PROBLEM DESCRIPTION - Leave the images aside and output every entry exactly.

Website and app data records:
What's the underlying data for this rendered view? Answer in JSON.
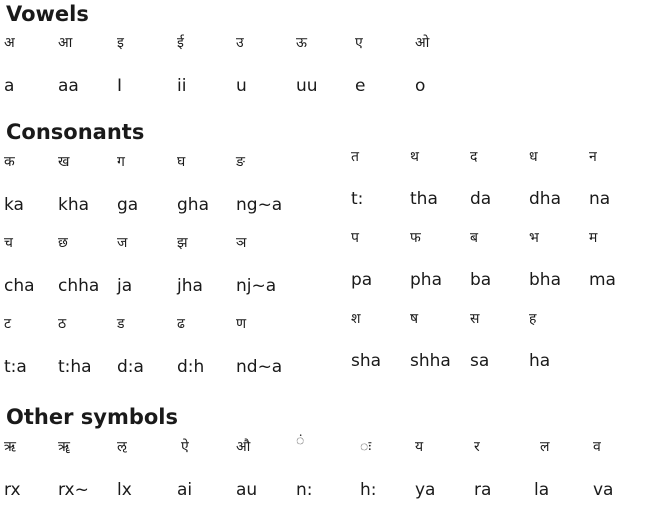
{
  "vowels": {
    "heading": "Vowels",
    "dev": [
      "अ",
      "आ",
      "इ",
      "ई",
      "उ",
      "ऊ",
      "ए",
      "ओ"
    ],
    "lat": [
      "a",
      "aa",
      "I",
      "ii",
      "u",
      "uu",
      "e",
      "o"
    ]
  },
  "consonants": {
    "heading": "Consonants",
    "left": {
      "dev": [
        [
          "क",
          "ख",
          "ग",
          "घ",
          "ङ"
        ],
        [
          "च",
          "छ",
          "ज",
          "झ",
          "ञ"
        ],
        [
          "ट",
          "ठ",
          "ड",
          "ढ",
          "ण"
        ]
      ],
      "lat": [
        [
          "ka",
          "kha",
          "ga",
          "gha",
          "ng~a"
        ],
        [
          "cha",
          "chha",
          "ja",
          "jha",
          "nj~a"
        ],
        [
          "t:a",
          "t:ha",
          "d:a",
          "d:h",
          "nd~a"
        ]
      ]
    },
    "right": {
      "dev": [
        [
          "त",
          "थ",
          "द",
          "ध",
          "न"
        ],
        [
          "प",
          "फ",
          "ब",
          "भ",
          "म"
        ],
        [
          "श",
          "ष",
          "स",
          "ह"
        ]
      ],
      "lat": [
        [
          "t:",
          "tha",
          "da",
          "dha",
          "na"
        ],
        [
          "pa",
          "pha",
          "ba",
          "bha",
          "ma"
        ],
        [
          "sha",
          "shha",
          "sa",
          "ha"
        ]
      ]
    }
  },
  "other": {
    "heading": "Other symbols",
    "dev": [
      "ऋ",
      "ॠ",
      "ऌ",
      "ऐ",
      "औ",
      "ं",
      "ः",
      "य",
      "र",
      "ल",
      "व"
    ],
    "lat": [
      "rx",
      "rx~",
      "lx",
      "ai",
      "au",
      "n:",
      "h:",
      "ya",
      "ra",
      "la",
      "va"
    ]
  }
}
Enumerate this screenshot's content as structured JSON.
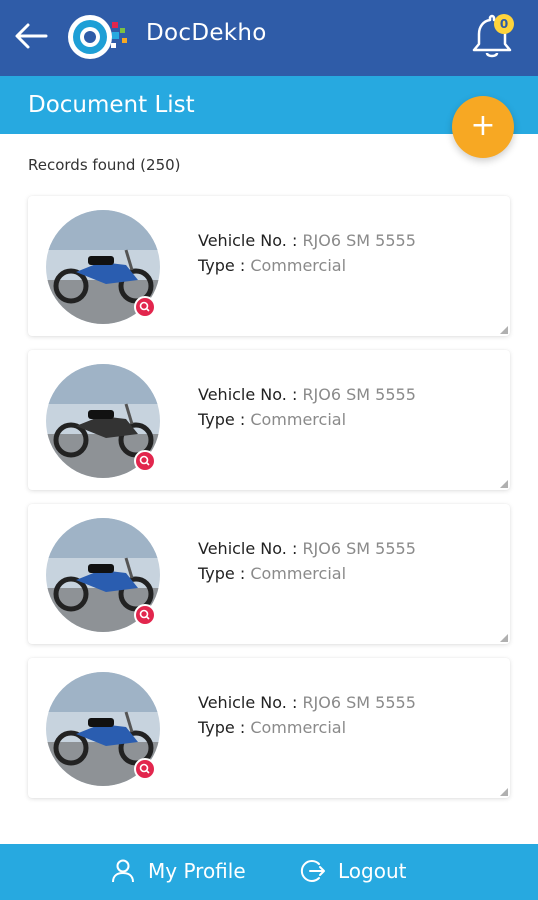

EXERCISE RESPONSE -
What's the underlying data for this rendered view? Answer in JSON.
{
  "vowels": {
    "heading": "Vowels",
    "dev": [
      "अ",
      "आ",
      "इ",
      "ई",
      "उ",
      "ऊ",
      "ए",
      "ओ"
    ],
    "lat": [
      "a",
      "aa",
      "I",
      "ii",
      "u",
      "uu",
      "e",
      "o"
    ]
  },
  "consonants": {
    "heading": "Consonants",
    "left": {
      "dev": [
        [
          "क",
          "ख",
          "ग",
          "घ",
          "ङ"
        ],
        [
          "च",
          "छ",
          "ज",
          "झ",
          "ञ"
        ],
        [
          "ट",
          "ठ",
          "ड",
          "ढ",
          "ण"
        ]
      ],
      "lat": [
        [
          "ka",
          "kha",
          "ga",
          "gha",
          "ng~a"
        ],
        [
          "cha",
          "chha",
          "ja",
          "jha",
          "nj~a"
        ],
        [
          "t:a",
          "t:ha",
          "d:a",
          "d:h",
          "nd~a"
        ]
      ]
    },
    "right": {
      "dev": [
        [
          "त",
          "थ",
          "द",
          "ध",
          "न"
        ],
        [
          "प",
          "फ",
          "ब",
          "भ",
          "म"
        ],
        [
          "श",
          "ष",
          "स",
          "ह"
        ]
      ],
      "lat": [
        [
          "t:",
          "tha",
          "da",
          "dha",
          "na"
        ],
        [
          "pa",
          "pha",
          "ba",
          "bha",
          "ma"
        ],
        [
          "sha",
          "shha",
          "sa",
          "ha"
        ]
      ]
    }
  },
  "other": {
    "heading": "Other symbols",
    "dev": [
      "ऋ",
      "ॠ",
      "ऌ",
      "ऐ",
      "औ",
      "ं",
      "ः",
      "य",
      "र",
      "ल",
      "व"
    ],
    "lat": [
      "rx",
      "rx~",
      "lx",
      "ai",
      "au",
      "n:",
      "h:",
      "ya",
      "ra",
      "la",
      "va"
    ]
  }
}
Enumerate this screenshot's content as structured JSON.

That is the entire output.